## TASK DIRECTIONS
Output all records precisely as written.

Collected data:
========
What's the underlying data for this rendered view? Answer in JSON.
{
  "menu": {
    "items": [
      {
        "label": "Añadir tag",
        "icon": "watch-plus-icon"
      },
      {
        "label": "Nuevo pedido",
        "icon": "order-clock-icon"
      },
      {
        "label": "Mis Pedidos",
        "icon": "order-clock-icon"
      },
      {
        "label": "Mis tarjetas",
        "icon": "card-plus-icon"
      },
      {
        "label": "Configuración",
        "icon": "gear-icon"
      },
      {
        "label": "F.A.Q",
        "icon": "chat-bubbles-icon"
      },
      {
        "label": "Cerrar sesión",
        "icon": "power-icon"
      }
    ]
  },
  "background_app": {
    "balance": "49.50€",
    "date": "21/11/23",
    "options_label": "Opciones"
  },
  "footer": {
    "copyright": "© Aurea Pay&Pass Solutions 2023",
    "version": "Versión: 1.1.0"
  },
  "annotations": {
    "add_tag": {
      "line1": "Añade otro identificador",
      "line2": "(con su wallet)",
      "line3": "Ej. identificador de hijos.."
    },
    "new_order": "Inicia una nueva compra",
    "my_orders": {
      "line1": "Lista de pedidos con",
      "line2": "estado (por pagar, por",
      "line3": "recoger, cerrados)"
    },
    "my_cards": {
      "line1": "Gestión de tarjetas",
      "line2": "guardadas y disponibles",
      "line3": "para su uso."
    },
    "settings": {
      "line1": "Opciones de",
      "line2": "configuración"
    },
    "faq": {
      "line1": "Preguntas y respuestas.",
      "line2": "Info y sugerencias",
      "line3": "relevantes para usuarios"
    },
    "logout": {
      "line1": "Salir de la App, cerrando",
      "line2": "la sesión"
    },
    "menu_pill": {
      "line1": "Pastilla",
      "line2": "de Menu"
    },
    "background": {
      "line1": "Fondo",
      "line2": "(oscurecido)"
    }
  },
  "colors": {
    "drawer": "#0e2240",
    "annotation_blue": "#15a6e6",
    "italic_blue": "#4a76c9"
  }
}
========
## YOUR RESPONSE
What's the underlying data for this rendered view? Answer in JSON.
{
  "menu": {
    "items": [
      {
        "label": "Añadir tag",
        "icon": "watch-plus-icon"
      },
      {
        "label": "Nuevo pedido",
        "icon": "order-clock-icon"
      },
      {
        "label": "Mis Pedidos",
        "icon": "order-clock-icon"
      },
      {
        "label": "Mis tarjetas",
        "icon": "card-plus-icon"
      },
      {
        "label": "Configuración",
        "icon": "gear-icon"
      },
      {
        "label": "F.A.Q",
        "icon": "chat-bubbles-icon"
      },
      {
        "label": "Cerrar sesión",
        "icon": "power-icon"
      }
    ]
  },
  "background_app": {
    "balance": "49.50€",
    "date": "21/11/23",
    "options_label": "Opciones"
  },
  "footer": {
    "copyright": "© Aurea Pay&Pass Solutions 2023",
    "version": "Versión: 1.1.0"
  },
  "annotations": {
    "add_tag": {
      "line1": "Añade otro identificador",
      "line2": "(con su wallet)",
      "line3": "Ej. identificador de hijos.."
    },
    "new_order": "Inicia una nueva compra",
    "my_orders": {
      "line1": "Lista de pedidos con",
      "line2": "estado (por pagar, por",
      "line3": "recoger, cerrados)"
    },
    "my_cards": {
      "line1": "Gestión de tarjetas",
      "line2": "guardadas y disponibles",
      "line3": "para su uso."
    },
    "settings": {
      "line1": "Opciones de",
      "line2": "configuración"
    },
    "faq": {
      "line1": "Preguntas y respuestas.",
      "line2": "Info y sugerencias",
      "line3": "relevantes para usuarios"
    },
    "logout": {
      "line1": "Salir de la App, cerrando",
      "line2": "la sesión"
    },
    "menu_pill": {
      "line1": "Pastilla",
      "line2": "de Menu"
    },
    "background": {
      "line1": "Fondo",
      "line2": "(oscurecido)"
    }
  },
  "colors": {
    "drawer": "#0e2240",
    "annotation_blue": "#15a6e6",
    "italic_blue": "#4a76c9"
  }
}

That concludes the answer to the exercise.